Borneo is an island in the countries of Indonesia, Malaysia and Brunei, it is home to many endangered species in Indonesia such as Orangoutangs. Borneo is also a major oxygen supplier of south east Asia. The island might sound like a paradise, but recently, that has started to become less of the case. The palm oil industry requires the wide scale deforestation of Borneo’s rainforests, but the manner in which the plan oil companies have executed this deforestation is much worse than manually clearing: thousands of acres are torched to make way for the palm plantations. In the year 2016, and estimate of 2 billion tons of CO2 were released into the atmosphere as a result. In addition to high emissions, many endangered species living in those habitats were killed, injured or separated from their communities. In addition to contributing to the slaughter of animals, these fires and evictions executed by privatised security have also harmed the lifestyle and existence of many indigenous south east asians.

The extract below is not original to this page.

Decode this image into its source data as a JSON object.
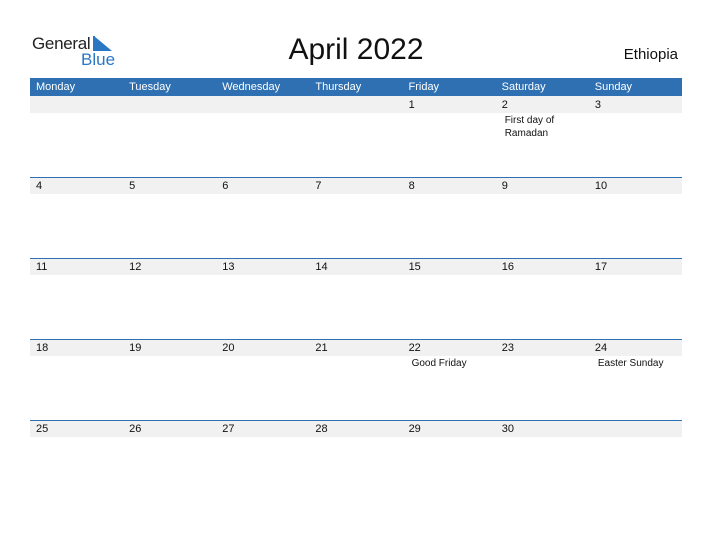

The palm oil industry in Indonesia is a perfect example of human rights violations and ecocide. It is clear that if we want to reverse the effects of global warming, preserve our eco-systems, and improve worldwide human rights records, the palm oil industry must end. Environmental/international lawyers and activists must unite and end the exploitation and destruction of Borneo caused by palm oil production, we must make a change in the matter, if we wish to see a brighter future for the Earth. Many organisations such as The Orangutang Project are making efforts to preserve wildlife and to stop the cruel palm oil industry. The WWF also has a page dedicated to sustainable agriculture in the topic of the palm oil industry. Next time you buy anything from lipstick, soap, detergent and even processed ice cream, check the ingredients and pay close attention as the name palm oil comes under many different names. Also beware of what might seem as innocent as “vegetable oil” but really contributes to human rights violations and ecocide.